I'm starting to learn C++. I've read 2 or 3 basic-level C++ books (really basic ones) and then decided to write some simple app. People who are more experienced with C++ suggest me to read books like EffC++ or smth like that and I will do it a bit later (as soon as I buy them) but I don't see how it should stop my experiments.

About the app: it's a really basic one, a bit more than 2000 lines on code and about 10-15 classes, but it's the biggest thing I've ever done in C++. The app has a simple configuration file and uses libconfig to parse it. There's a wrapper class for libconfig I wrote to make it more simple. Last week I decided to convert it to singleton pattern and that I've started to see weird behavior: when I was reading the same config property more then once, it started to get corrupted (I was dumping config file after each read to stdout for debug purposes). I decided that I've somehow triggered some hidden libconfig problem so I wrote a simple standalone app to reproduce the problem. To my surprise, my standalone app was working like a charm.

Then I've decided to try to debug this issue with gdb. The only command I've used in gdb before is 'bt' and really it was enough for me to catch problems in my or other people' C programs. So I learned how to set breakpoints and add watches, learned how to run apps in step-through mode and maybe other stuff. It turned out to be quite convenient and simple to use gdb so I'll use it in feature instead of using 'printf-technique' =) But, alas, gdb didn't help. I've stepped through the program, stepped through libconfig but it didn't help, I didn't noticed what's the reason of segfault.

I've remembered that there's an app called valgrind and people say it's extremely useful. As I'm running FreeBSD, I looked for it in the ports collection. But, alas, valgrind port runs only on FreeBSD <8 (and I run -CURRENT) and only on i386 (I have amd64 here). So I had to ask a person using linux to help and he provided me an output quickly. I've read "getting started" guide on valgrind site and figured out what's wrong with my app in 5 minutes (it was a malloc problem, but in totally unrelated class o_O).

So I've spent about 2 days and then fixed the bug in 5 minutes.

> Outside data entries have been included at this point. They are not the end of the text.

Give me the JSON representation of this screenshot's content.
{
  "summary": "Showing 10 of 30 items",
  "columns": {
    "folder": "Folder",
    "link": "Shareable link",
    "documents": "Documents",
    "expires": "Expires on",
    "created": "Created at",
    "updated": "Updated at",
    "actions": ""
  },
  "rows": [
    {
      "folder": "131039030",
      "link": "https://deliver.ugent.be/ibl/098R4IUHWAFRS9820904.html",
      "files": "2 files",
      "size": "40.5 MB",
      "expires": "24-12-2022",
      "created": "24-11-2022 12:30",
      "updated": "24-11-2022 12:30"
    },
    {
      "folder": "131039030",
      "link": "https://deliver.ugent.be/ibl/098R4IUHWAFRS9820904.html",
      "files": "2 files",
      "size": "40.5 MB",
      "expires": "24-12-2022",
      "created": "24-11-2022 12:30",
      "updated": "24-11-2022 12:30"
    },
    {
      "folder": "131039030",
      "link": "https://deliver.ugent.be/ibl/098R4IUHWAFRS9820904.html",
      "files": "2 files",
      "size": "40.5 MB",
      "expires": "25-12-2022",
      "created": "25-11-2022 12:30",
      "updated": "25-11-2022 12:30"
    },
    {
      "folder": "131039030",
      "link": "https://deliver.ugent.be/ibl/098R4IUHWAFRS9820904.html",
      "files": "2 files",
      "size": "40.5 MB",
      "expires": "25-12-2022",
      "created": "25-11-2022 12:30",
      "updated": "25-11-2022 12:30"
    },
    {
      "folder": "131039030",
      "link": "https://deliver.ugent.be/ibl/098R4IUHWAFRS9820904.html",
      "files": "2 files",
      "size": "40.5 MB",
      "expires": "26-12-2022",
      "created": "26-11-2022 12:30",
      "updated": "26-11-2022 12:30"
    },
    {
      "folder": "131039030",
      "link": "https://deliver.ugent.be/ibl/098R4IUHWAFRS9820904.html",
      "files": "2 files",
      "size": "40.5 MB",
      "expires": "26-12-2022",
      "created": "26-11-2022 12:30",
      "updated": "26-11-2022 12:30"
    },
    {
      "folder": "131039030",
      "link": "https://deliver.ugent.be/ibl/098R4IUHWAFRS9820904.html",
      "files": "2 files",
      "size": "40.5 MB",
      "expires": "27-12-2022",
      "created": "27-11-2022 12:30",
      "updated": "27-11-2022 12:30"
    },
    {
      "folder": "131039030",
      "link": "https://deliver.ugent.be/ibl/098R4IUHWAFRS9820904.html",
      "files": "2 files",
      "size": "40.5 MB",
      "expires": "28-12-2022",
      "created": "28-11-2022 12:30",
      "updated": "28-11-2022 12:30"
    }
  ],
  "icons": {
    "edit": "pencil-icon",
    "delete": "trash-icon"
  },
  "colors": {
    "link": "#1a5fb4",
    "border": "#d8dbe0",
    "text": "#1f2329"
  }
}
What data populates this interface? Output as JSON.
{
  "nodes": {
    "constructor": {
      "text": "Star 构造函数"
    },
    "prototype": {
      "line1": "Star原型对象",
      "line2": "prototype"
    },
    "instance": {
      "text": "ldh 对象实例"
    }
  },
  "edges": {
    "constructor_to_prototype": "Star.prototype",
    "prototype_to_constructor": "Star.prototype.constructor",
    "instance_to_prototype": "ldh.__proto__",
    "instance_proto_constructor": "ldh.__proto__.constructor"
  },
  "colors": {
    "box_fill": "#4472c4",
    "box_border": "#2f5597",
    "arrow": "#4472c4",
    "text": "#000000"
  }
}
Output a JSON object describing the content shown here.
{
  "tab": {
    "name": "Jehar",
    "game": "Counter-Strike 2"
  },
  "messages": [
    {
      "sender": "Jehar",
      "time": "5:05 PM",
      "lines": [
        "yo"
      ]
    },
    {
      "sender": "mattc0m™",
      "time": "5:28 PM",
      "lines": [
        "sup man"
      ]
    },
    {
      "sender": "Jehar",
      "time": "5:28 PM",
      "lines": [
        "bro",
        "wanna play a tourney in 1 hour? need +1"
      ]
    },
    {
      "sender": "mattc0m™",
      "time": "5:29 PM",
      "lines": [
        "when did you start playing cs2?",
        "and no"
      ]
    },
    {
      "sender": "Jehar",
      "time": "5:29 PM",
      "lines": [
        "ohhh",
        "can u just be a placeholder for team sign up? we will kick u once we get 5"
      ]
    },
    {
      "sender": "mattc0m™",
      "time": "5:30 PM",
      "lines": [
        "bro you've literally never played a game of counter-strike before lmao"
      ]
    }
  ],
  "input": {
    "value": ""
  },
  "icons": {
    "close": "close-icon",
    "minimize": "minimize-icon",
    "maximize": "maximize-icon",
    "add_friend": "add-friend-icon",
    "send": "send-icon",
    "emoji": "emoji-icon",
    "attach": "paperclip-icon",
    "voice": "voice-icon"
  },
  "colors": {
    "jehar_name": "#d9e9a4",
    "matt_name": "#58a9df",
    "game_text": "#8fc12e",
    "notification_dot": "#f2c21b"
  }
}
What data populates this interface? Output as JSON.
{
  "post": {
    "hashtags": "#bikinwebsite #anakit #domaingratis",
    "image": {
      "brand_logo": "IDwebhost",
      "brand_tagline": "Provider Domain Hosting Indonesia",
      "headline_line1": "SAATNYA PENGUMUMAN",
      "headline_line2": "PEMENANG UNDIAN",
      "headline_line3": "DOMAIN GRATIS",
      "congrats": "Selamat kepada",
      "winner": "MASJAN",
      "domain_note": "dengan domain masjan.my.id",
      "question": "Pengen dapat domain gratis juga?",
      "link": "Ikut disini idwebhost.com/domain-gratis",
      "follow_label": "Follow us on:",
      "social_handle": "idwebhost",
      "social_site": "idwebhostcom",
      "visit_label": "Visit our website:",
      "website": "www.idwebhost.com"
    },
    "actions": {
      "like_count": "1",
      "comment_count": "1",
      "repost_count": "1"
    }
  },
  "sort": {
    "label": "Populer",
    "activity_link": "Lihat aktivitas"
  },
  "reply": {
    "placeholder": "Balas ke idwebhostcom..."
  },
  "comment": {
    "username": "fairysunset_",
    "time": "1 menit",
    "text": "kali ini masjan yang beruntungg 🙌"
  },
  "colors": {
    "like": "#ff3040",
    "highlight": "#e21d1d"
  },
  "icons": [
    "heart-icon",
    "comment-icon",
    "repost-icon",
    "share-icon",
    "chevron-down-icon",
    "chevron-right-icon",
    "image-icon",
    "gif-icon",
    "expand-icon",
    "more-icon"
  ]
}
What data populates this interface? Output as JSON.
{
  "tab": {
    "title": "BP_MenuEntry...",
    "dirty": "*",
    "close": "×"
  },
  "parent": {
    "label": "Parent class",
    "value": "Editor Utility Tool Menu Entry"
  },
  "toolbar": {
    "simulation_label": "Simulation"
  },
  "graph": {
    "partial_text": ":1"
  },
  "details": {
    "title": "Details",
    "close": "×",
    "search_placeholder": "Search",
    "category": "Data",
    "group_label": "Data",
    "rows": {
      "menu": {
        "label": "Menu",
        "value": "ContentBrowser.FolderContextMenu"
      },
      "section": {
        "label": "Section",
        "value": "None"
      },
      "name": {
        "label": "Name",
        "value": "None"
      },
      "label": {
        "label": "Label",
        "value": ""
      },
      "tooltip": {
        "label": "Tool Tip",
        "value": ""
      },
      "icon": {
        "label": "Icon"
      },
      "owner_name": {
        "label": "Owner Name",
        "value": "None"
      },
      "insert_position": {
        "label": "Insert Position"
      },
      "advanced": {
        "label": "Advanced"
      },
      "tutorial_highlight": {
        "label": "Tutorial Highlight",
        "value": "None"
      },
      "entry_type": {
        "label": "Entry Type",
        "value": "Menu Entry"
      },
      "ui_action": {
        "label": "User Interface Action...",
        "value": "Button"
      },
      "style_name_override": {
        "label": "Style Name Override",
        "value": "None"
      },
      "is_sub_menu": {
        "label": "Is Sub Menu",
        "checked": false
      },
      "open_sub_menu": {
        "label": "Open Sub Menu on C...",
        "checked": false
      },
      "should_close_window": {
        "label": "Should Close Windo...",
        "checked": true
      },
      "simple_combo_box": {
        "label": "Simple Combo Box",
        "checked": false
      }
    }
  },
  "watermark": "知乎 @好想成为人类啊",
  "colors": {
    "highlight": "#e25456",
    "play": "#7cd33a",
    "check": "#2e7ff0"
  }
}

The lessons learned are:
1. gdb is a nice and simple tool easy to use and it's better than "printf-technique", so it worth to read some basic guide on gdb
2. valgrid seem to be a powerful tool and it looks like if some non-obvious problem occurs it makes sense to try it's memcheck tool first and then go to gdb or other stuff. It' sad, however, that it doesn't work on FreeBSD/amd64 -CURRENT. I'm not sure how to workaround this issue since I don't want to change os on my desktop. OTOH, I have an i386 laptop, so I'll probably install FreeBSD/i386 7.0 there or maybe some Linux.

No comments:

Post a Comment